* **Prompt**:
In full and without alteration, print the entries that follow.

(Beginning of Records)

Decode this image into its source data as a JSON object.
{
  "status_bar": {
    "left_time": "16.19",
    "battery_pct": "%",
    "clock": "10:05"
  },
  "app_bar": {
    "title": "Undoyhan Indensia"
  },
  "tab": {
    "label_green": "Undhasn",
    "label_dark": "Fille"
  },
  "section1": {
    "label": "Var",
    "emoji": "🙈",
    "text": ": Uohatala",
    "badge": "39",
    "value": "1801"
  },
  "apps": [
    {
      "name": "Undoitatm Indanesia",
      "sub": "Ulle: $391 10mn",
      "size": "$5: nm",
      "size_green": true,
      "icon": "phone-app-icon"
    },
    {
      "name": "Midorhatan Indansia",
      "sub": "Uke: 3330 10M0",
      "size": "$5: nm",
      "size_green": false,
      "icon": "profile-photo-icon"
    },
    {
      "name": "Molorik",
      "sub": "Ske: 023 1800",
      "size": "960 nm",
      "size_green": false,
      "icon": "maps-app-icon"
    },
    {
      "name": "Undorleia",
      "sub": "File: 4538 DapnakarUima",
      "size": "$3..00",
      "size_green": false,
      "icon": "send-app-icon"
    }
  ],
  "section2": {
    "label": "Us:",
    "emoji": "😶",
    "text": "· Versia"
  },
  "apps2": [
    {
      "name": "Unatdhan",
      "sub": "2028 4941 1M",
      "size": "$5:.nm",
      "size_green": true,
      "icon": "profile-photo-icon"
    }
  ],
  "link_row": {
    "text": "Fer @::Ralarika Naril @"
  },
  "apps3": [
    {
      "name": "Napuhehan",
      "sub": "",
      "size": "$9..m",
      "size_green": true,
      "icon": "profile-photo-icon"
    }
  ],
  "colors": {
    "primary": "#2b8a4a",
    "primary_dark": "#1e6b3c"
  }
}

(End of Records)

* **Solution for this task**:
Decode this image into its source data as a JSON object.
{
  "status_bar": {
    "left_time": "16.19",
    "battery_pct": "%",
    "clock": "10:05"
  },
  "app_bar": {
    "title": "Undoyhan Indensia"
  },
  "tab": {
    "label_green": "Undhasn",
    "label_dark": "Fille"
  },
  "section1": {
    "label": "Var",
    "emoji": "🙈",
    "text": ": Uohatala",
    "badge": "39",
    "value": "1801"
  },
  "apps": [
    {
      "name": "Undoitatm Indanesia",
      "sub": "Ulle: $391 10mn",
      "size": "$5: nm",
      "size_green": true,
      "icon": "phone-app-icon"
    },
    {
      "name": "Midorhatan Indansia",
      "sub": "Uke: 3330 10M0",
      "size": "$5: nm",
      "size_green": false,
      "icon": "profile-photo-icon"
    },
    {
      "name": "Molorik",
      "sub": "Ske: 023 1800",
      "size": "960 nm",
      "size_green": false,
      "icon": "maps-app-icon"
    },
    {
      "name": "Undorleia",
      "sub": "File: 4538 DapnakarUima",
      "size": "$3..00",
      "size_green": false,
      "icon": "send-app-icon"
    }
  ],
  "section2": {
    "label": "Us:",
    "emoji": "😶",
    "text": "· Versia"
  },
  "apps2": [
    {
      "name": "Unatdhan",
      "sub": "2028 4941 1M",
      "size": "$5:.nm",
      "size_green": true,
      "icon": "profile-photo-icon"
    }
  ],
  "link_row": {
    "text": "Fer @::Ralarika Naril @"
  },
  "apps3": [
    {
      "name": "Napuhehan",
      "sub": "",
      "size": "$9..m",
      "size_green": true,
      "icon": "profile-photo-icon"
    }
  ],
  "colors": {
    "primary": "#2b8a4a",
    "primary_dark": "#1e6b3c"
  }
}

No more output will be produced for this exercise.